▶ What is required: In the data below, find every line with the word "count" and copy it out.

Content starts

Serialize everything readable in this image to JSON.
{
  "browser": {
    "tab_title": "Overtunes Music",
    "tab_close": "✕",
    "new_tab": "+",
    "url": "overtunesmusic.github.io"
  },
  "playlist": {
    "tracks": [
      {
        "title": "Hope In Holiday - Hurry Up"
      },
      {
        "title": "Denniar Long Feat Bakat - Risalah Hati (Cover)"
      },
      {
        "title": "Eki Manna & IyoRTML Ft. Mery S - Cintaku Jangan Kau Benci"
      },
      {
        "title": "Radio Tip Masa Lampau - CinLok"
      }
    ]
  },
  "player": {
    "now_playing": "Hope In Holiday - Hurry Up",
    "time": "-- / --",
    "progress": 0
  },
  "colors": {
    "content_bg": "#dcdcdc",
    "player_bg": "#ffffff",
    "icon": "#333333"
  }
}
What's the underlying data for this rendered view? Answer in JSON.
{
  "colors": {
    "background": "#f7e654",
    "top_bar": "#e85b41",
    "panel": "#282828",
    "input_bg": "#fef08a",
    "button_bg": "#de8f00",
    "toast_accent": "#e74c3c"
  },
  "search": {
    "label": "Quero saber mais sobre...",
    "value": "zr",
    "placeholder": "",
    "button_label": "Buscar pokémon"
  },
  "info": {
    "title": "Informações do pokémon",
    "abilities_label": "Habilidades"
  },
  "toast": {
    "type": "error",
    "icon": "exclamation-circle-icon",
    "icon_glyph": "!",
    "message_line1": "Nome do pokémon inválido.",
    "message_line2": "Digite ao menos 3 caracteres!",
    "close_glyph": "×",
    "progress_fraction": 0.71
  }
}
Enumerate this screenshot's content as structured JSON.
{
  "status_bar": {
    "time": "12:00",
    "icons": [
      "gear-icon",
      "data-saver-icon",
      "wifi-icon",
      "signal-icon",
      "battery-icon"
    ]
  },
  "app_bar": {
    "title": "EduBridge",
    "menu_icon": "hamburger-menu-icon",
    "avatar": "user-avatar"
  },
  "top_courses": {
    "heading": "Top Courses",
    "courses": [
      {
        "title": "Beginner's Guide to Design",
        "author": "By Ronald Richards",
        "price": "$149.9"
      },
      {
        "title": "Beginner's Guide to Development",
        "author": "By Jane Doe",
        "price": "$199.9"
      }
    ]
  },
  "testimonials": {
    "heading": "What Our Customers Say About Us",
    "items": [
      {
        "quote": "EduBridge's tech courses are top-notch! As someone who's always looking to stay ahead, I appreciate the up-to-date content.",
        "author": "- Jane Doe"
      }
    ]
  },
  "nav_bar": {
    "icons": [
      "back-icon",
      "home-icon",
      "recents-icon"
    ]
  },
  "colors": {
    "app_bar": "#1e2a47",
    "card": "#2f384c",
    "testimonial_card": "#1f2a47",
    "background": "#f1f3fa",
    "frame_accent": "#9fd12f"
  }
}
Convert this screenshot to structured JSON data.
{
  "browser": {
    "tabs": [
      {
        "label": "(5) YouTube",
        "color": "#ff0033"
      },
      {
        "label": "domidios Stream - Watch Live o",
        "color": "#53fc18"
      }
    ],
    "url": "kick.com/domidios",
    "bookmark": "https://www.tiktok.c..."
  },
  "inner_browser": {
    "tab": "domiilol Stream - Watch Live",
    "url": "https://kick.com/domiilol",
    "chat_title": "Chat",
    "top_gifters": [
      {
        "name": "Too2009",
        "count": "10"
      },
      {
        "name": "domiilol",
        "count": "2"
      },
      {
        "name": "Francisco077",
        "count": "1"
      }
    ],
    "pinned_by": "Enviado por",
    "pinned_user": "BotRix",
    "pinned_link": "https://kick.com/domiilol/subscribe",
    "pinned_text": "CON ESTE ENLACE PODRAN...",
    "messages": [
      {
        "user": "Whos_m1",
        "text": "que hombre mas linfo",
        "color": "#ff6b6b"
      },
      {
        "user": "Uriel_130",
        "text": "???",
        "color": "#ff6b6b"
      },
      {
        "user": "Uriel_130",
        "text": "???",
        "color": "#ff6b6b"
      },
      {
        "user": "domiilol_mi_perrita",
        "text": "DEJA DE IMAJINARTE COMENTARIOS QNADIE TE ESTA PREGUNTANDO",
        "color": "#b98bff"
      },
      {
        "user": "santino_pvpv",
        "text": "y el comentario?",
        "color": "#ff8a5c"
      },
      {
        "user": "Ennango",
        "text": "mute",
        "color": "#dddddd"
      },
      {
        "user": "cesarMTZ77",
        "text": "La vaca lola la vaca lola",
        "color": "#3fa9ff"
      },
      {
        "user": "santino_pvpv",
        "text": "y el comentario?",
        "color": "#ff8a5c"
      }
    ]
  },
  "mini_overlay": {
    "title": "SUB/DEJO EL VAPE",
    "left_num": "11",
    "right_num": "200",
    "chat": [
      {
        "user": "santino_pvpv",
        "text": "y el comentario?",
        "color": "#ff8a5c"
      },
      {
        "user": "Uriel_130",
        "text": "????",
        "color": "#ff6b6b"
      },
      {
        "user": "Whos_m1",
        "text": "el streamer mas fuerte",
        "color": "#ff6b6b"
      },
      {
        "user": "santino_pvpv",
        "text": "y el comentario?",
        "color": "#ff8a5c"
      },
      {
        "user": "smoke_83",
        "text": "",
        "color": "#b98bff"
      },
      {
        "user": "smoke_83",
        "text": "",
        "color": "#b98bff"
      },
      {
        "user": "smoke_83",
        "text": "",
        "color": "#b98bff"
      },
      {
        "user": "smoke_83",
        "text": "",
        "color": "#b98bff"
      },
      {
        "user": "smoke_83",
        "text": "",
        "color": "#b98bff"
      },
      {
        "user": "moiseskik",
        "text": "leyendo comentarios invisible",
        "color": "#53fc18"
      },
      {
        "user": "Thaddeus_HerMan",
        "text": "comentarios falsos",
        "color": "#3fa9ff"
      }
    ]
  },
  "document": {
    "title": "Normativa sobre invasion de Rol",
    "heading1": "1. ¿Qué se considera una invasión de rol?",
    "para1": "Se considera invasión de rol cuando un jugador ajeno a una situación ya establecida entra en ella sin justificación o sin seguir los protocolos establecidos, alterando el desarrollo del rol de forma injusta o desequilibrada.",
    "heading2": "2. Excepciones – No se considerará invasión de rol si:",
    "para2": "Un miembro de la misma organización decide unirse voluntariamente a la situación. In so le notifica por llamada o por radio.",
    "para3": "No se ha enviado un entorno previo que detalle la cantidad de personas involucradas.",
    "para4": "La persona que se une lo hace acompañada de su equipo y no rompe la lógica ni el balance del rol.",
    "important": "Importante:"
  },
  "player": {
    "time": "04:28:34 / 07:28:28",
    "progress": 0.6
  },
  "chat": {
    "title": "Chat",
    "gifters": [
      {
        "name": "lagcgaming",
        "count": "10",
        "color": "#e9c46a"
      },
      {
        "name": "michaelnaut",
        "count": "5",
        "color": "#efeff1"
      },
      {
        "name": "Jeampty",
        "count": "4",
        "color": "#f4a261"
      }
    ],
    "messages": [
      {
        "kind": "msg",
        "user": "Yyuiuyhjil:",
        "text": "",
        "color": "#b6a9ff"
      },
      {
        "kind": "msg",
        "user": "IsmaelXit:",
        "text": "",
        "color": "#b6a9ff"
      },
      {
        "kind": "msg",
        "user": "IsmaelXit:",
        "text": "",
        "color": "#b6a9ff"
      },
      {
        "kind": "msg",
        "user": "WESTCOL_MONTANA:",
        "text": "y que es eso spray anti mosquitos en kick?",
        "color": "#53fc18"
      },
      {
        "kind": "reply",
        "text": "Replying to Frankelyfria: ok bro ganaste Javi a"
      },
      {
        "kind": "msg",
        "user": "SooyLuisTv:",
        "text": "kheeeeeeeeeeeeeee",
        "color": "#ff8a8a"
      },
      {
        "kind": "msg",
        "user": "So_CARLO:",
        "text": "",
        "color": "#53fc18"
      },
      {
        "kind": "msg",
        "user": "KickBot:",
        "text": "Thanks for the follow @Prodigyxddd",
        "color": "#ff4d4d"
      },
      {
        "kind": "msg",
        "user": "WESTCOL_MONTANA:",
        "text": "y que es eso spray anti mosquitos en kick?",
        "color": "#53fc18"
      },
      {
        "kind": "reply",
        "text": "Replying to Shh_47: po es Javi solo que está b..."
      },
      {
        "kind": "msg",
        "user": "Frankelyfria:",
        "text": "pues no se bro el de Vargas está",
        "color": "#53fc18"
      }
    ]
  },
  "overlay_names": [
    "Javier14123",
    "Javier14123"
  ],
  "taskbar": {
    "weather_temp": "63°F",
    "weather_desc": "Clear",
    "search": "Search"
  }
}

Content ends

▶ Exercise output:
        "count": "10"
        "count": "2"
        "count": "1"
        "count": "10",
        "count": "5",
        "count": "4",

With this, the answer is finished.